*** Opening of Exercise data ***

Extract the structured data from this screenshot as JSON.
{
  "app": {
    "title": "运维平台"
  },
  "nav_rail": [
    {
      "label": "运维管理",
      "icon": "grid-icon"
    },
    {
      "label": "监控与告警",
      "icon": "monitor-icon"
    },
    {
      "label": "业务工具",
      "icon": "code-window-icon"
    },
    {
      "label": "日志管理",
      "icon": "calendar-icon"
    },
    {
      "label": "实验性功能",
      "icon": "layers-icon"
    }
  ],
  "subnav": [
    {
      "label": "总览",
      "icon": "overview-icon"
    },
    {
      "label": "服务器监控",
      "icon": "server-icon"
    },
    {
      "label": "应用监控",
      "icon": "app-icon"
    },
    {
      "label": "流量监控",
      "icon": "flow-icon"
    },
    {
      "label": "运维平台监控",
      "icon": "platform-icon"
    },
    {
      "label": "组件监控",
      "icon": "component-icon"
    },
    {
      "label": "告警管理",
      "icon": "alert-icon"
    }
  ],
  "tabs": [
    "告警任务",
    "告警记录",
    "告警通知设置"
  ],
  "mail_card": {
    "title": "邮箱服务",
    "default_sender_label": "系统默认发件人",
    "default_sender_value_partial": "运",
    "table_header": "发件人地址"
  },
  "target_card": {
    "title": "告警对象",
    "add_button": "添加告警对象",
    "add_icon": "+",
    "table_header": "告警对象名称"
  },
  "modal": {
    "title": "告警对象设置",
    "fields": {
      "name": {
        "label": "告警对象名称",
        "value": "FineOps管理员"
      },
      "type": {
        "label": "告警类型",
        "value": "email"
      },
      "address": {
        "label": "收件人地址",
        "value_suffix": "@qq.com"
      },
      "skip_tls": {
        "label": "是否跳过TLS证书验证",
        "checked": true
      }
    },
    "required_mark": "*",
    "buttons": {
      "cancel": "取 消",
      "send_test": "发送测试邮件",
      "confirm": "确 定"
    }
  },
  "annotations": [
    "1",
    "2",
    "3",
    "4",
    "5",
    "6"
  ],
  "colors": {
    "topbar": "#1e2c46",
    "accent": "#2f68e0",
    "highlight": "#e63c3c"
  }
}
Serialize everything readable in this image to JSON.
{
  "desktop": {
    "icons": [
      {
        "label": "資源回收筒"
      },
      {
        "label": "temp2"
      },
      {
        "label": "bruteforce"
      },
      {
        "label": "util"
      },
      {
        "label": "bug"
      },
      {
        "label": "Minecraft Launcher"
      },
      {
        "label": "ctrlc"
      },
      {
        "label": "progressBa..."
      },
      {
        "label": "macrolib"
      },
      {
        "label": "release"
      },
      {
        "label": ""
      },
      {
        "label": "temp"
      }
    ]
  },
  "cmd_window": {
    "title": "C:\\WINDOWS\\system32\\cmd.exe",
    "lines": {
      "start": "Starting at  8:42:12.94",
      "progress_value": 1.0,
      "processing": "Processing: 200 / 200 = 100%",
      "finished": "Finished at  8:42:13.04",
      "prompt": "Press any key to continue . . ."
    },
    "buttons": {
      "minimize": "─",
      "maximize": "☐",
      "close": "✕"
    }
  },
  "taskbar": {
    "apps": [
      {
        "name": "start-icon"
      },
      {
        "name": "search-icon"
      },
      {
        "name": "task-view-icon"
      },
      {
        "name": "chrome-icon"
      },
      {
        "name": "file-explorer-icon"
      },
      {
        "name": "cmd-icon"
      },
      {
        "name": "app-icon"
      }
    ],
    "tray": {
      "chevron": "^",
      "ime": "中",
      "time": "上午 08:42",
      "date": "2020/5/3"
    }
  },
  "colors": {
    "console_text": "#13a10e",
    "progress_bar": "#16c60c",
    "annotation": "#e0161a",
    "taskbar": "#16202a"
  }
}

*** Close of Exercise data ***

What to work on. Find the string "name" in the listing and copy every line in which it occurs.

Expected output.
      "name": {
        "name": "start-icon"
        "name": "search-icon"
        "name": "task-view-icon"
        "name": "chrome-icon"
        "name": "file-explorer-icon"
        "name": "cmd-icon"
        "name": "app-icon"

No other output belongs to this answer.